WORKING DATA START
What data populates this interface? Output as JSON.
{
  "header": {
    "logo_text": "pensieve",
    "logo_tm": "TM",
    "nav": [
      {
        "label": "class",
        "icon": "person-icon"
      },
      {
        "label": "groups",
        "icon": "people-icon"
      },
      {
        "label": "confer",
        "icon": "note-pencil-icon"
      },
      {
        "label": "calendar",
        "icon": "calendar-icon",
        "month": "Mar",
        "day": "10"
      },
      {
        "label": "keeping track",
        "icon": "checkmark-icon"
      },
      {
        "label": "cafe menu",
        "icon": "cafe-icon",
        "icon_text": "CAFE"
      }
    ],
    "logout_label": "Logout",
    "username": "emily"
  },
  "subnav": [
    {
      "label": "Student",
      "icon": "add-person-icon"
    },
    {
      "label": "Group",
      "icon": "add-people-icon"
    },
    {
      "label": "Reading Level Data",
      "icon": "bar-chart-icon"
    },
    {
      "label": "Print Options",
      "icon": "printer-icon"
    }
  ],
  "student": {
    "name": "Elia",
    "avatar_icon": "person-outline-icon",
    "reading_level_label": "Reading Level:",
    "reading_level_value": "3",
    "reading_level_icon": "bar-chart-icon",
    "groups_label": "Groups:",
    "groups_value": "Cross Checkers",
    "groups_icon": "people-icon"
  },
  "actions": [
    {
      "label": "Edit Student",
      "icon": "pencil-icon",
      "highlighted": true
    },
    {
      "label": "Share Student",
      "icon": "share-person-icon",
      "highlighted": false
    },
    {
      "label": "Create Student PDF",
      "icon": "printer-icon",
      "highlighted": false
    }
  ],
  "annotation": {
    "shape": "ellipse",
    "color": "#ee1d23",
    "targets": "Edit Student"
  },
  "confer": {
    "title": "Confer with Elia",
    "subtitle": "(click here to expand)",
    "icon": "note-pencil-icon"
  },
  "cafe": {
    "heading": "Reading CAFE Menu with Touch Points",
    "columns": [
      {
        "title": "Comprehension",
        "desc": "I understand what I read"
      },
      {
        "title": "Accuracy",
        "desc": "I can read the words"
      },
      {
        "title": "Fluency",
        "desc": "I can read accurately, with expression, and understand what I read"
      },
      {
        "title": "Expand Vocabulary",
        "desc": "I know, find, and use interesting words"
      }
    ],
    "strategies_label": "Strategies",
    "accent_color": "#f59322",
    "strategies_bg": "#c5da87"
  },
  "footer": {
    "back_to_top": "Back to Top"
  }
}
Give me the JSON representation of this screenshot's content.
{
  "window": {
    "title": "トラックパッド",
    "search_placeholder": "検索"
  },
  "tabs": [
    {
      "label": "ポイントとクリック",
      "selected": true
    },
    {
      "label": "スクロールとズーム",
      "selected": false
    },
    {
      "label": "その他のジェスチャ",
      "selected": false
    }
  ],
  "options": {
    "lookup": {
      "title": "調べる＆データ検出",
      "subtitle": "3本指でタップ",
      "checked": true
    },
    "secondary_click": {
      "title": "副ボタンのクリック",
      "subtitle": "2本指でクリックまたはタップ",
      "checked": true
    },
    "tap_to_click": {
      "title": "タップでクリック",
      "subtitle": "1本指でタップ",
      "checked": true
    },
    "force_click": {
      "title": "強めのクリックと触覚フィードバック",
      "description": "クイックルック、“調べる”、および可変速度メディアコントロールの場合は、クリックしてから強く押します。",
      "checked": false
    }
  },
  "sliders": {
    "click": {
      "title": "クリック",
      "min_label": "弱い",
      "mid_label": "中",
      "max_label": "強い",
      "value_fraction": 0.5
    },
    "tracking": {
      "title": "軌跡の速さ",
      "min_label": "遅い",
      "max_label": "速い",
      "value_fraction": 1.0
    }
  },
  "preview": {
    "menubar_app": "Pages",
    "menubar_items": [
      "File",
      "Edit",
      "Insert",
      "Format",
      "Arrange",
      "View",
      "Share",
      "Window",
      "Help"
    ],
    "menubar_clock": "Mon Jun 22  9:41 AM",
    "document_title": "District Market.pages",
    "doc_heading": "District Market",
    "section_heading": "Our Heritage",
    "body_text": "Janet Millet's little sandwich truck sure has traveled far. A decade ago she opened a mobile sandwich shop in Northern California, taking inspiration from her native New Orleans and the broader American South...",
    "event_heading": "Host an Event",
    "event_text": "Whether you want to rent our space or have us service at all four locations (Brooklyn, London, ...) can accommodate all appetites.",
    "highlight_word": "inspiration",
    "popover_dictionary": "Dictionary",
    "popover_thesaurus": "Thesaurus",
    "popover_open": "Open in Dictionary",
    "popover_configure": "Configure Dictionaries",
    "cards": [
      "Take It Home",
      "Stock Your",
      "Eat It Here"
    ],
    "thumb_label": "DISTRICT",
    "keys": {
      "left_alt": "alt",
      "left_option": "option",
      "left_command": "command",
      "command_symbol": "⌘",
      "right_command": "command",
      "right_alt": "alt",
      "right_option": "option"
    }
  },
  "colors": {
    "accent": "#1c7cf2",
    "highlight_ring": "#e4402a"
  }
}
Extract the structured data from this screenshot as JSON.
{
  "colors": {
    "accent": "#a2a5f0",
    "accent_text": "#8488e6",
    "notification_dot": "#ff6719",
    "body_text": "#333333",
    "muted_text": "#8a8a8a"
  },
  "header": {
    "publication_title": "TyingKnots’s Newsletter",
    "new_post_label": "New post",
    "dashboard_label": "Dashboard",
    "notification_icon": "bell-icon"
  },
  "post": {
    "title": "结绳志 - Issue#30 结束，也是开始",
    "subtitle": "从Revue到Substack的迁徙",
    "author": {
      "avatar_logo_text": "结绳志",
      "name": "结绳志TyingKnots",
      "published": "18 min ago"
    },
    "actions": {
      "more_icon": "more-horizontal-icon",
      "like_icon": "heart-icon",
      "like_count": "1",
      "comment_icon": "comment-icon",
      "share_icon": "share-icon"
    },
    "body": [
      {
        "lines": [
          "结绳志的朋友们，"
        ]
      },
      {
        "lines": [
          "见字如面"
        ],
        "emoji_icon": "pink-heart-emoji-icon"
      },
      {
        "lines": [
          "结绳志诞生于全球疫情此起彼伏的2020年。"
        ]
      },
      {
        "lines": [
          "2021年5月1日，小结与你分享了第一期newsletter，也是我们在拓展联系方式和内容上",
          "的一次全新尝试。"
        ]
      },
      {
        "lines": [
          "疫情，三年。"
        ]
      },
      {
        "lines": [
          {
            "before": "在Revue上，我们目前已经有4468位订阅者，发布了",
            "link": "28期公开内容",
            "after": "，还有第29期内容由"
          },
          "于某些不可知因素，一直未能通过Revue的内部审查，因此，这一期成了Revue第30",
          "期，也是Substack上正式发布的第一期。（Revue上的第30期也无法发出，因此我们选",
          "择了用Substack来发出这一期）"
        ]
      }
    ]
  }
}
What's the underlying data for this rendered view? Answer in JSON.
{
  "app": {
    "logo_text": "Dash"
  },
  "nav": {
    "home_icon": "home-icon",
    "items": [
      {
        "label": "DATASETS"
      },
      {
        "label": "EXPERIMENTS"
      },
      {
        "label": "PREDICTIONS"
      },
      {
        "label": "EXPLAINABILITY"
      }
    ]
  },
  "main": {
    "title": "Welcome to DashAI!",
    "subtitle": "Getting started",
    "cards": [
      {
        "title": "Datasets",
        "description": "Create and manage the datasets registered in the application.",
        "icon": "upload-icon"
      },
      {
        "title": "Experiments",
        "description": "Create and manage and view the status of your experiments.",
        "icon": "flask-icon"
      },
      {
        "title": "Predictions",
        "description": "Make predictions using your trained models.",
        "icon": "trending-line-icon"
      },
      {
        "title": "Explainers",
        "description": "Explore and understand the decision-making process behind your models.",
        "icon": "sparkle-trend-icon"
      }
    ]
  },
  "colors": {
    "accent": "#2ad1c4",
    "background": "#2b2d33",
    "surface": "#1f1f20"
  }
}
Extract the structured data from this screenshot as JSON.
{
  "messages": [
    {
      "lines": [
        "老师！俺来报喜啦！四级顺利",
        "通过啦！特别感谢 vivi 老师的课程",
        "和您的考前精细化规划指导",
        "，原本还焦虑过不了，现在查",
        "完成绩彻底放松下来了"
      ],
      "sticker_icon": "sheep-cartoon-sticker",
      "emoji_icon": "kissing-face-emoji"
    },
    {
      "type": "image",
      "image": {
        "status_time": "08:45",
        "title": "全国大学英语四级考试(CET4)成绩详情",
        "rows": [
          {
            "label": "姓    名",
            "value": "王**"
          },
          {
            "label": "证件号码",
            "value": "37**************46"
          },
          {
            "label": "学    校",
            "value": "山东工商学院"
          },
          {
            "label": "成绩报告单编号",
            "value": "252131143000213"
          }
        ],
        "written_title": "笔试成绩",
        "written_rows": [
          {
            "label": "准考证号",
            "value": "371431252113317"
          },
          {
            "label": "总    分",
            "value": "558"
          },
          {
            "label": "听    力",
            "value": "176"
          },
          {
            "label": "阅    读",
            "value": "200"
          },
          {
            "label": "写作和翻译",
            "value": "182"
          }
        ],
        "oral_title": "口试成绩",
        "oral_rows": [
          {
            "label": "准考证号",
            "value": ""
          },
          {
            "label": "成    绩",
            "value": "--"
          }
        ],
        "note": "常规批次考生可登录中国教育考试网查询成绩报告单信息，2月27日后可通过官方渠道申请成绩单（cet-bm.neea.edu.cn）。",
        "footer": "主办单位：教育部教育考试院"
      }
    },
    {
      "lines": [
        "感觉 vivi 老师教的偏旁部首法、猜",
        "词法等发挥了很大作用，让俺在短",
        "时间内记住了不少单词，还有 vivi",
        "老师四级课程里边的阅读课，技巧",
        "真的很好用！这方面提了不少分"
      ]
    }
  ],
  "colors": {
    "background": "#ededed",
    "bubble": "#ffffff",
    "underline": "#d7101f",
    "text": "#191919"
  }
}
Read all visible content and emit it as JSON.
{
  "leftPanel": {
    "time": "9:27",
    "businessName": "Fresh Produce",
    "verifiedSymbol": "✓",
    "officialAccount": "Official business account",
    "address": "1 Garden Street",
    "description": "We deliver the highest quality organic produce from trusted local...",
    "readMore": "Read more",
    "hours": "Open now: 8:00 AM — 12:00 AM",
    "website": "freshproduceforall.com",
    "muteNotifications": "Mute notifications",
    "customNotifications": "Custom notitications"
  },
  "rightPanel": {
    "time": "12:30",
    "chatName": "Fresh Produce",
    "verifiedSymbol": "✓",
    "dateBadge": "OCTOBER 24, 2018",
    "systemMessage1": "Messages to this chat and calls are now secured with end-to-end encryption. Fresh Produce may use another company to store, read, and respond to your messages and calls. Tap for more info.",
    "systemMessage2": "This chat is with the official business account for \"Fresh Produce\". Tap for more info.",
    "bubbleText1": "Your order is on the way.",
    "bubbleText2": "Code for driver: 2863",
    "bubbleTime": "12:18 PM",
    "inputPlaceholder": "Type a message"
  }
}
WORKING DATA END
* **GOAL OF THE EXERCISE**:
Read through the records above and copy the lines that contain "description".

* **EXPECTED OUTPUT**:
      "description": "クイックルック、“調べる”、および可変速度メディアコントロールの場合は、クリックしてから強く押します。",
        "description": "Create and manage the datasets registered in the application.",
        "description": "Create and manage and view the status of your experiments.",
        "description": "Make predictions using your trained models.",
        "description": "Explore and understand the decision-making process behind your models.",
    "description": "We deliver the highest quality organic produce from trusted local...",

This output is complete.